RICHLAND, WA - Suicide is one of the leading causes of death in the US, for all ages and it's important to know, you are not alone.
The loss of someone you love from suicide can be devastating. But there are ways to navigate the shock, confusion, and despair, and begin the healing process.
Facing the loss of a loved one is always difficult, but losing someone to suicide can add another level of pain to your grief.
"My main thing is to say his name. You know, use their name. They were here. They were real. I am not going to forget his name, so I don't want anybody else to," Hannah Pickett, the funeral director, and embalmer intern, with Sunset Gardens said.
His name is Gunner Lee. He would have graduated high school with the class of 2021.
"You know, he loved animals a lot. I would've like to have thought he would have worked in a vet's office or something like that," she said.
At 18 years young, Hannah's brother died by suicide.
Gunner is loved by a lot of people, his parents, his best friend, his older brother, and Hannah.
"He is not just a hot Facebook, you know, timeline post, or news article. He is more than that and so is anybody who takes their own life. They are more than just that kid that committed suicide last week. He's more than that," she said.
Working at the funeral home, you see a lot of things people normally don't. Hannah said the goal is to never have to meet with a family who is there because of death by suicide.
"The goal is to let people know that there is help available. That you are not a burden, that you are not a chore, that reaching out for help doesn't mean you are weak or a coward, that it means that you are trying again. And that, there are people that will miss you. Even if you think there is not. Even if you don't know, even if you think you don't know. There is always someone that is going to miss you," she said.
She said that with the experience of losing her brother.
"I have never met with a family or heard of a family coming here that suffered death by suicide and that they were just a throw-away and that no one missed them. That doesn't happen. There is always someone who wants you to try one more time," she said.
Every day, approximately 130 Americans die by suicide. Suicide is the 10th leading cause of death in the US for all ages.
Between the therapy and counseling, Hannah's journey through recovery has not been easy.
"It looks like a lot of down days. A lot of time doing the bare minimum. It's not looked pretty. You know, it looks like guilt, always no matter what, feeling guilty. You know, what if I had, what if I have done, what if I said. It doesn't get better it gets a little bit different," she said.
Hannah said she has been there and she knows it gets better.
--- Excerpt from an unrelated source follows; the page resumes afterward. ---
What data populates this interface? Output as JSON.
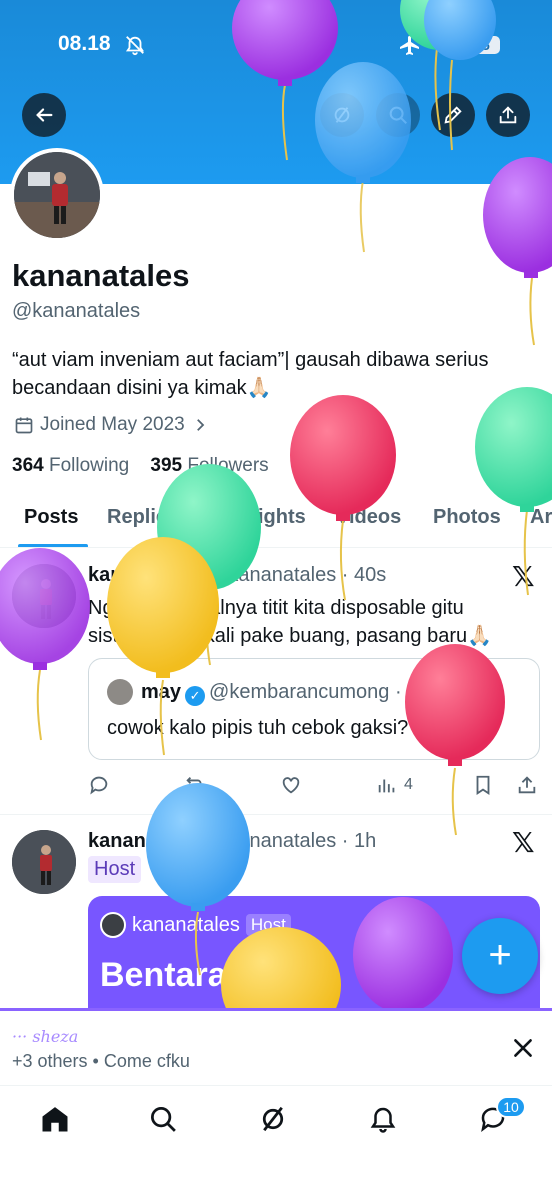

"Maybe not overnight, maybe not tomorrow but it does. There will always be an opportunity for change and for things to get better, for help. Six years ago, I could have not seen myself living 2,000 miles from home and doing the job that I have always wanted to do, and choosing my own life, but you can. You can change everything overnight. I mean sometimes, it takes money, sometimes it takes time. Sometimes it takes eating a lot of crackers and Ramon, but there is always an opportunity for change for things to get better," she said.
Hannah encourages you to keep fighting.
"One more time. When you are ready to give up, just try one more time. And one more time after that. And one more time after that. Pick any reason at all, I know I did," she said.
This year, Sunset Gardens put on their first "The Echo of the Bells Ceremony" with the goal to bring awareness. Hannah said this event is for family and friends who are mourning the loss of a loved one so they do not feel alone.
She said this event helped her be seen for the first time in six months and hopes it does the same for others.
If you or someone you know needs someone to talk to, you can call the National Suicide Prevention Lifeline: 1-800-273-8255.